PMCID: PMC2926248  PMID: 20639133
lens; β-crystallins; deamidation; hydrogen/deuterium exchange with mass spectrometry; 3D structure
3.  Deamidation alters interactions of β-crystallins in hetero-oligomers 
Molecular Vision  2009;15:241-249.
Purpose
Cataracts are a major cause of blindness worldwide. A potential mechanism for loss of visual acuity may be due to light scattering from disruption of normal protein–protein interactions. During aging, the lens accumulates extensively deamidated crystallins. We have previously reported that deamidation in the βA3-crystallin (βA3) dimer decreased the stability of the dimer in vitro. The purpose of the present study was to investigate if deamidation altered the interaction of βA3 with other β-crystallin subunits.
Methods
Deamidation was mimicked by replacing glutamines, Q85 and Q180, at the predicted interacting interface between βA3 domains with glutamic acids by site-directed mutagenesis. Human recombinant wild type βA3 or the doubly deamidated mutant βA3 Q85E/Q180E (DM βA3) were mixed with either βB1- or βB2-crystallin (βB1 or βB2) subunits.

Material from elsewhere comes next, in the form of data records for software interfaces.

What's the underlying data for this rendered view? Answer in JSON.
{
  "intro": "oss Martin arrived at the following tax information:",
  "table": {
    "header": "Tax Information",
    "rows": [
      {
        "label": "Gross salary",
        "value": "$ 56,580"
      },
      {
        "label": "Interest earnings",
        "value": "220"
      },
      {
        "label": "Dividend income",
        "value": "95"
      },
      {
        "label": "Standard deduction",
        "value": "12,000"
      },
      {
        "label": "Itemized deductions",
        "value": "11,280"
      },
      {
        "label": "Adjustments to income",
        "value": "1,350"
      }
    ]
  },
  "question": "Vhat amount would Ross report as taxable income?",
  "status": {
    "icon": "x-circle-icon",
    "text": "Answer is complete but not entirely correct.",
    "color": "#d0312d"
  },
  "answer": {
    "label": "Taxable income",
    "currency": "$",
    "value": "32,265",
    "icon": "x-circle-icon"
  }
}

After incubation at increasing temperatures, hetero-oligomers were resolved from individual subunits and their molar masses determined by size exclusion chromatography with in line multiangle laser light scattering. Structural changes of hetero-oligomers were analyzed with fluorescence spectroscopy and blue-native PAGE.
Results
Molar masses of the hetero-oligomer complexes indicated βA3 formed a polydispersed hetero-tetramer with βB1 and a mondispersed hetero-dimer with βB2. Deamidation at the interface in the βA3 dimer decreased formation of the hetero-oligomer with βB1 and further decreased formation of the hetero-dimer with βB2. During thermal-induced denaturation of the deamidated βA3 dimer, βB1 but not βB2 was able to prevent precipitation of βA3.
Conclusions
Deamidation decreased formation of hetero-oligomers between β-crystallin subunits. An excess accumulation of deamidated β-crystallins in vivo may disrupt normal protein–protein interactions and diminish the stabilizing effects between them, thus, contributing to the accumulation of insoluble β-crystallins during aging and cataracts.
PMCID: PMC2633459  PMID: 19190732
4.  Deamidation alters the structure and decreases the stability of human lens βA3-crystallin 
Biochemistry  2007;46(30):8861-8871.
According to the World Health Organization, cataracts account for half of the blindness in the world, with the majority occurring in developing countries. A cataract is a clouding of the lens of the eye due to light scattering of precipitated lens proteins or aberrant cellular debris. The major proteins in the lens are crystallins and they are extensively deamidated during aging and cataracts. Deamidation has been detected at the domain and monomer interfaces of several crystallins during aging.
The purpose of this study was to determine the effects of two potential deamidation sites at the predicted interface of the βA3-crystallin dimer on its structure and stability. The glutamine residues at the reported in vivo deamidation sites of Q180 in the C-terminal domain and at the homologous site Q85 in the N-terminal domain were substituted with glutamic acid residues by site-directed mutagenesis. Far UV and near UV circular dichroism spectroscopy indicated that there were subtle differences in the secondary structure and more notable differences in the tertiary structure of the mutant proteins compared to wild type βA3-crystallin. The Q85E/Q180E mutant also was more susceptible to enzymatic digestion, suggesting increased solvent accessibility. These structural changes in the deamidated mutants led to decreased stability during unfolding in urea and increased precipitation during heat-denaturation. When simulating deamidation at both residues, there was a further decrease in stability and loss of cooperativity. However, multiangle-light scattering and quasi-elastic light scattering experiments showed that dimer formation was not disrupted, nor did higher-order oligomers form. These results suggest that introducing charges at the predicted domain interface in the βA3 homodimer may contribute to the insolubilization of lens crystallins or favor other, more stable, crystallin subunit interactions.
doi:10.1021/bi700487q
PMCID: PMC2597435  PMID: 17616172

Results 1-4 (4)